“I’m only 21 and super proud that I’ve already been put in an important position to help people,” says Robledo. “It’s something that must be done to try and curtail the spread of this disease.”
Healthcare Students Learning Around Big Obstacles
For students in Medicine, Nursing, and Dental Medicine, those furthest along heading to front lines while classmates cope with rearranged clinical work.
As many of us sit alone in our spare rooms, our home offices, our converted garages, as we perch on our couches doing what we can to find a kind of equilibrium of normalcy in the midst of the greatest public health crisis of the past 100 years, there are UNLV students already counting the days to when they will be on the front lines of the coronavirus pandemic.
In the Age of COVID-19: How an Infectious Disease Doc and Family Live Their Lives
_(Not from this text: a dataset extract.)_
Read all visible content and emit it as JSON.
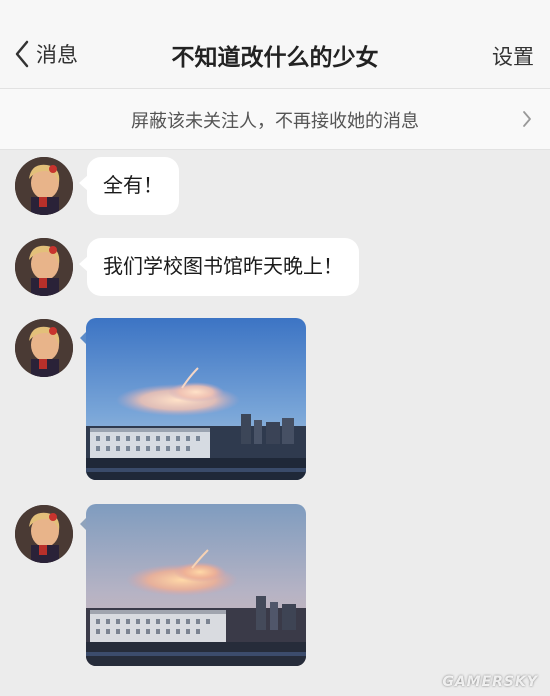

Dr. David Di John, who ran an HIV clinic in New York during the height of the AIDS crisis, hopes public awareness about good hygiene will carry on long after the coronavirus scare ends.
Just because Dr. David Di John has largely devoted his professional life to the treatment of infectious diseases doesn’t mean his personal life is immune from repeated discussions about the infectious coronavirus, COVID-19, an acute respiratory disease.
Working with cadavers provides medical students with valuable experience.
Inside the Oquendo Center, a large medical event space near McCarran International Airport, eight human cadavers lay on individual operating tables, each one surrounded by an array of surgical equipment.
New study links daily marijuana use to adverse fetal health outcomes.
Daily marijuana use during pregnancy may lead to an increased risk of low birth weight, low resistance to infection, decreased oxygen levels and other negative fetal health outcomes, according to a new study from a team of UNLV Medicine doctors.
Dr. John Phelps says that no matter how many babies he delivers, he still is excited to be part of such an important family experience.
Though he’s delivered hundreds of babies, Dr. John Phelps, a professor and residency program director in the UNLV School of Medicine’s department of obstetrics and gynecology, says the experience never gets old.